=== Work to complete ===
The records follow. Filter them to the lines that hold "true".

*** Opening Exercise inputs ***

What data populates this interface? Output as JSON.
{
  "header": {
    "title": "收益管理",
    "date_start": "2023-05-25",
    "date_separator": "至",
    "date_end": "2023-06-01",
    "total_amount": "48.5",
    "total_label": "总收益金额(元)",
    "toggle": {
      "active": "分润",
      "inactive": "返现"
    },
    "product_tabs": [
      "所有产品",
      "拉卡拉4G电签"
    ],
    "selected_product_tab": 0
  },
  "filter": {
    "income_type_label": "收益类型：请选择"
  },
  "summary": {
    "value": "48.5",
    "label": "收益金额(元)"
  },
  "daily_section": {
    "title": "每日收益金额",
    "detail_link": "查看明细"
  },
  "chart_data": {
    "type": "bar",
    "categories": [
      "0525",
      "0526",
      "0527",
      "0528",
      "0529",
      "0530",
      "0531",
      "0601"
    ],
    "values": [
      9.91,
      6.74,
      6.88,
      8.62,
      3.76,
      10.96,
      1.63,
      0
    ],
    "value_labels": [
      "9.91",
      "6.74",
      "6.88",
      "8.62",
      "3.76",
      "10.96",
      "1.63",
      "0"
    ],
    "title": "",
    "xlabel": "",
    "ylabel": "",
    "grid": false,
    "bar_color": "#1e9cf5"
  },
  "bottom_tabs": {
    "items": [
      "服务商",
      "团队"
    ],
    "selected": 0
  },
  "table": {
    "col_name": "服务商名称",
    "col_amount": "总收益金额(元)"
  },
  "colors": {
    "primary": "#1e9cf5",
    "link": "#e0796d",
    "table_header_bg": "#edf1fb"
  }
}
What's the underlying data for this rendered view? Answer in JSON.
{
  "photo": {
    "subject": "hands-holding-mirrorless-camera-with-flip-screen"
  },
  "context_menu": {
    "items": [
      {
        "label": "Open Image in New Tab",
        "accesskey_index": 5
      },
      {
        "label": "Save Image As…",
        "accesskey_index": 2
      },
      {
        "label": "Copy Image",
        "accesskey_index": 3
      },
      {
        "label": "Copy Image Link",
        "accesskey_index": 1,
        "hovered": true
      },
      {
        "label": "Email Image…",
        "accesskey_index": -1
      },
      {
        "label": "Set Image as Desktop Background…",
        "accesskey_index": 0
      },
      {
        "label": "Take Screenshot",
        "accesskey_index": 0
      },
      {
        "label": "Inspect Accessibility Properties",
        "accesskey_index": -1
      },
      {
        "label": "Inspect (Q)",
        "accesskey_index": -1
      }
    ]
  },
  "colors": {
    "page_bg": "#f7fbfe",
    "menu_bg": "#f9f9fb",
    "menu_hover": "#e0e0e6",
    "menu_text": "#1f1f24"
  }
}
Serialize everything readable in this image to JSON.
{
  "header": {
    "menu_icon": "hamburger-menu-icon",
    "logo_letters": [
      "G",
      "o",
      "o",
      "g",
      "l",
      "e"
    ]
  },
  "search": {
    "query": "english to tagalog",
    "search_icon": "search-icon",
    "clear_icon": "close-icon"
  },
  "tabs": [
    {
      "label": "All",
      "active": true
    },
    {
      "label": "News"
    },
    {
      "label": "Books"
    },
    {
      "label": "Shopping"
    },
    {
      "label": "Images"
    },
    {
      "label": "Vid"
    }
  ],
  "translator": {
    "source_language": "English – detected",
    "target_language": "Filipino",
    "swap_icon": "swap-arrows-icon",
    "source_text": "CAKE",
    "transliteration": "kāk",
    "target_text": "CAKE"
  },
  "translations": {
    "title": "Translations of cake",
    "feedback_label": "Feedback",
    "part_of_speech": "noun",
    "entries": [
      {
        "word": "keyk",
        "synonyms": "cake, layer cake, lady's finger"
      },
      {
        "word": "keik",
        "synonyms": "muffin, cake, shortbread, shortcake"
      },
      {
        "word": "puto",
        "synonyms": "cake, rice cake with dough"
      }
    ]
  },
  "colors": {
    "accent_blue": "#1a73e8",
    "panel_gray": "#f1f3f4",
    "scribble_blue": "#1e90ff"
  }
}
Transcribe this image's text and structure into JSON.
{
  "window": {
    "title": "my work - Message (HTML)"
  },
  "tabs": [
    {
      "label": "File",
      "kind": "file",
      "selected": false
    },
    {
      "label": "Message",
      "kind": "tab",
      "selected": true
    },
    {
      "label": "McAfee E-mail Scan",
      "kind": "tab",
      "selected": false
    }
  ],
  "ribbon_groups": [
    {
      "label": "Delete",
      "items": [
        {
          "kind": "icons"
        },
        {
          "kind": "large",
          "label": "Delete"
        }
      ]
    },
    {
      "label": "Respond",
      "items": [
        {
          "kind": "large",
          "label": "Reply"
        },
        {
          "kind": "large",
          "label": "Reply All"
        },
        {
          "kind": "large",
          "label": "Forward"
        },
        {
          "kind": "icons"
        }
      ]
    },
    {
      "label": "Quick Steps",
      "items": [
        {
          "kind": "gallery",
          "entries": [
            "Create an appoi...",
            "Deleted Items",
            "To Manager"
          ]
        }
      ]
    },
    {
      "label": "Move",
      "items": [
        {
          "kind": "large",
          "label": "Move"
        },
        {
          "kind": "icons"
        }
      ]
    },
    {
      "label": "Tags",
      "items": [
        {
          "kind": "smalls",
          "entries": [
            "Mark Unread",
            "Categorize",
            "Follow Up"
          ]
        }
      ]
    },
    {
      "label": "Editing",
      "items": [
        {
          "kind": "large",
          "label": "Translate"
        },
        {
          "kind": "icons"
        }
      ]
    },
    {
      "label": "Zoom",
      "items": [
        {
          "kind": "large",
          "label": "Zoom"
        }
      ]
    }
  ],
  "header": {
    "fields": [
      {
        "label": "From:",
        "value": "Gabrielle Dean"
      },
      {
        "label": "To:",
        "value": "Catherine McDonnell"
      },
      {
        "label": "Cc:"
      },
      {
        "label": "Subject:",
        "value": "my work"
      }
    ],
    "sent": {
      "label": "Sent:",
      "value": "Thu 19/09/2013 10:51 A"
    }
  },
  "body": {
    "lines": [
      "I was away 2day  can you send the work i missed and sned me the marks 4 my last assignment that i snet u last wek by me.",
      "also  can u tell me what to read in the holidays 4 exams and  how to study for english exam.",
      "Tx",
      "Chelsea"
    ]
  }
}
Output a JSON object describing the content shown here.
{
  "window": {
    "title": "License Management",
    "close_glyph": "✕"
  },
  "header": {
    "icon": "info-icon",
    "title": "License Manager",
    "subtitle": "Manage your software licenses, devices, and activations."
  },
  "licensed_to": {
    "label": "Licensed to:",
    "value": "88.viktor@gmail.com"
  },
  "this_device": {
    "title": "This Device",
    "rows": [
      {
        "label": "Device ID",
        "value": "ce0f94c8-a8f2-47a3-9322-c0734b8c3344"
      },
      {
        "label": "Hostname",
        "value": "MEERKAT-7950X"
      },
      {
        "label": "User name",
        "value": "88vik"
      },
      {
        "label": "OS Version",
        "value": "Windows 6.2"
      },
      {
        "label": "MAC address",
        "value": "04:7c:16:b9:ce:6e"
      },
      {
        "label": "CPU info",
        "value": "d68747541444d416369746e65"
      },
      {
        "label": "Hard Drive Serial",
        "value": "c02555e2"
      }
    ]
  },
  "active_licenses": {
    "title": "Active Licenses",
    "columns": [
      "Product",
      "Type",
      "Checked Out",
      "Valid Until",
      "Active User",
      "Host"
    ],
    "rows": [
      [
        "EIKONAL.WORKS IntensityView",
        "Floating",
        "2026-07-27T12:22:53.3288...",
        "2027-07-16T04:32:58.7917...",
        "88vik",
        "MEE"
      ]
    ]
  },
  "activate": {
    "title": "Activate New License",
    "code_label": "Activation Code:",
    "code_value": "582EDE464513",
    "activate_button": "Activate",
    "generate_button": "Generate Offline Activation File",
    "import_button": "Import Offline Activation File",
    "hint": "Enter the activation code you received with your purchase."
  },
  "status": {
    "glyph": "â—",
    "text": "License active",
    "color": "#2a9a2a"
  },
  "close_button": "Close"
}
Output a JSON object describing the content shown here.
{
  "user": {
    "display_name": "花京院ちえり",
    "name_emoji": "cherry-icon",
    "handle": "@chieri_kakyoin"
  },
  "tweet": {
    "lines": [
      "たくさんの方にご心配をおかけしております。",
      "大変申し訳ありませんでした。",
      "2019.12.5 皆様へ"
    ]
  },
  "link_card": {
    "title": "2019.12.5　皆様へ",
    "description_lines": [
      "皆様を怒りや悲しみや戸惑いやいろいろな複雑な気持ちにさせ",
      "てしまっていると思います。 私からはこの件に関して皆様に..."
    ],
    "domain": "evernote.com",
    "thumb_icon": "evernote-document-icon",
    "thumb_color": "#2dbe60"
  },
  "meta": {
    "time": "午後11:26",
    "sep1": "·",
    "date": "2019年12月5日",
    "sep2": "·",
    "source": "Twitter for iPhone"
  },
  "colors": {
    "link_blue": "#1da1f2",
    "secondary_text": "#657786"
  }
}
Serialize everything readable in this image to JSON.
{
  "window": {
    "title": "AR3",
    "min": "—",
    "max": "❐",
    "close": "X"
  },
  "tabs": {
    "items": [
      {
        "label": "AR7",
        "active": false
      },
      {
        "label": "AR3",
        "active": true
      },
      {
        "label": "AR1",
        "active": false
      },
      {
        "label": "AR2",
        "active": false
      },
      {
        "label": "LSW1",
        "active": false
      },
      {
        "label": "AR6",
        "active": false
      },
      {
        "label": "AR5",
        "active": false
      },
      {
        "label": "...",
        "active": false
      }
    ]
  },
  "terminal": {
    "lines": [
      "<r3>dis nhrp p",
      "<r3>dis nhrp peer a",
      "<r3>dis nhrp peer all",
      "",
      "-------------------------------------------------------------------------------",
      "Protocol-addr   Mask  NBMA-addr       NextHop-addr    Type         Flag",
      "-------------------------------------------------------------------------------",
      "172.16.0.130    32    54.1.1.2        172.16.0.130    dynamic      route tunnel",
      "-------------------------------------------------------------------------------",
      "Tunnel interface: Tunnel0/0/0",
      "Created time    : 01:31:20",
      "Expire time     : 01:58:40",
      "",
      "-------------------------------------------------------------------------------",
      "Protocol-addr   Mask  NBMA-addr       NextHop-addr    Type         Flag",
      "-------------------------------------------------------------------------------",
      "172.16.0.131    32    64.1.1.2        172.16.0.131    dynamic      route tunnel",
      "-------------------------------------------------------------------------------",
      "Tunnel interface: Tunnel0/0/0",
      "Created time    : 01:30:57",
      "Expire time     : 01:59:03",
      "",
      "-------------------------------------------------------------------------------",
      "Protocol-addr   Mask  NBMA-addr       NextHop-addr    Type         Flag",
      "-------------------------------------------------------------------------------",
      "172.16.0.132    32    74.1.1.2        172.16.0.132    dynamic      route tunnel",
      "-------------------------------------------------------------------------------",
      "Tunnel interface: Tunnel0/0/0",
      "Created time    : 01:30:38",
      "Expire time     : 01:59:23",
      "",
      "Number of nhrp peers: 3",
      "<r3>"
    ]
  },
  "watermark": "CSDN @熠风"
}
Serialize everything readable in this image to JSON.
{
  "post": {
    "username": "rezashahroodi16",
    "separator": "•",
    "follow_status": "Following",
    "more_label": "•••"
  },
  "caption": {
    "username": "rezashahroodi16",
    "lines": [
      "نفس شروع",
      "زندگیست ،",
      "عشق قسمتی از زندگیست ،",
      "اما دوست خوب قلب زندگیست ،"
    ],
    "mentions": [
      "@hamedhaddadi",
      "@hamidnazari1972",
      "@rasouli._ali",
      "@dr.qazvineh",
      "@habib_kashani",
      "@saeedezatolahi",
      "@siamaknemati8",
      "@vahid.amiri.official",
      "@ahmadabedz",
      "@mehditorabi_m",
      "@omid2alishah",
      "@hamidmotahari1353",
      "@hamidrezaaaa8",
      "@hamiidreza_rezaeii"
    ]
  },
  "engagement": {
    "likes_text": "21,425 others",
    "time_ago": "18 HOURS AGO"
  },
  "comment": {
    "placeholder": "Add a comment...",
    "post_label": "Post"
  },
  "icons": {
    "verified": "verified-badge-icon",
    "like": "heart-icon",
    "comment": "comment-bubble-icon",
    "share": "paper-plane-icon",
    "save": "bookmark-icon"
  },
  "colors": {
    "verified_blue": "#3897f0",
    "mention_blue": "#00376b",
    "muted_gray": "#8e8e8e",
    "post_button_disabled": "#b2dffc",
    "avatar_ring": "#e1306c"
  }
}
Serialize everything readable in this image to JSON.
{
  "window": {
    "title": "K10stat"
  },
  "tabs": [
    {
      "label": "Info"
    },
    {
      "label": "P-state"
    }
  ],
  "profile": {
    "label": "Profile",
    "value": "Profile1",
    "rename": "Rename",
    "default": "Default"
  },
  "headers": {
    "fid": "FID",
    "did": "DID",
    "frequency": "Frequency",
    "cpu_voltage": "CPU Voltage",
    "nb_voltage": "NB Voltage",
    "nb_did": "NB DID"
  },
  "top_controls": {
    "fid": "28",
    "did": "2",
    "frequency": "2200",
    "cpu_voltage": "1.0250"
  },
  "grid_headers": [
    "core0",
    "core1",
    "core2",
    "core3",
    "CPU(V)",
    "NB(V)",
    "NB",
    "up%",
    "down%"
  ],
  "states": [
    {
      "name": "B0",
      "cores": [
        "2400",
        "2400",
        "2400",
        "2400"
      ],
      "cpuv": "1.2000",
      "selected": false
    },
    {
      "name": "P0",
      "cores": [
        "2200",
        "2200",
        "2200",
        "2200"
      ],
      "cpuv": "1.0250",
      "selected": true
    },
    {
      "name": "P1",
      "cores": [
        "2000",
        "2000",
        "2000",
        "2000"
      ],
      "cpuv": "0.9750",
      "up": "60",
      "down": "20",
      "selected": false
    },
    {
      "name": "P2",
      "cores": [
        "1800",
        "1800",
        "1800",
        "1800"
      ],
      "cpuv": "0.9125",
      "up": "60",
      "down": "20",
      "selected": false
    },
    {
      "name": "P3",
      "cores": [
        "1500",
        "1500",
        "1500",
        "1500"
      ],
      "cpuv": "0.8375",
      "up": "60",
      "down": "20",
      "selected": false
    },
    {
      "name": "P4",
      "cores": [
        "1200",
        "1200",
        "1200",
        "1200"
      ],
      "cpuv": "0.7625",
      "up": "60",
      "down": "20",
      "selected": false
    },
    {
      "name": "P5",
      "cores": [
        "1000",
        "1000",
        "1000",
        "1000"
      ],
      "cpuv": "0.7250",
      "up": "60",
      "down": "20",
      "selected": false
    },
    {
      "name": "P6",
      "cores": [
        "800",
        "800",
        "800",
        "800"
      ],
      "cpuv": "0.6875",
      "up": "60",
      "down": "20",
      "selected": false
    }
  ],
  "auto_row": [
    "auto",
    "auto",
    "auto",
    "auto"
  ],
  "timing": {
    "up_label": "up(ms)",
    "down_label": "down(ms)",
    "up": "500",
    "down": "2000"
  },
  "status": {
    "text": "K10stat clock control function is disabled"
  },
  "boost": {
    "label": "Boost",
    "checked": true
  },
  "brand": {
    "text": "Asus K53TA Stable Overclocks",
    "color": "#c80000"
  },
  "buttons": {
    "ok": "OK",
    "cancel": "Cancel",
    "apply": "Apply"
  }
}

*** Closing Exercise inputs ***

=== Solution for this task ===
        "hovered": true
      "active": true
      "selected": true
        "active": true
      "selected": true
    "checked": true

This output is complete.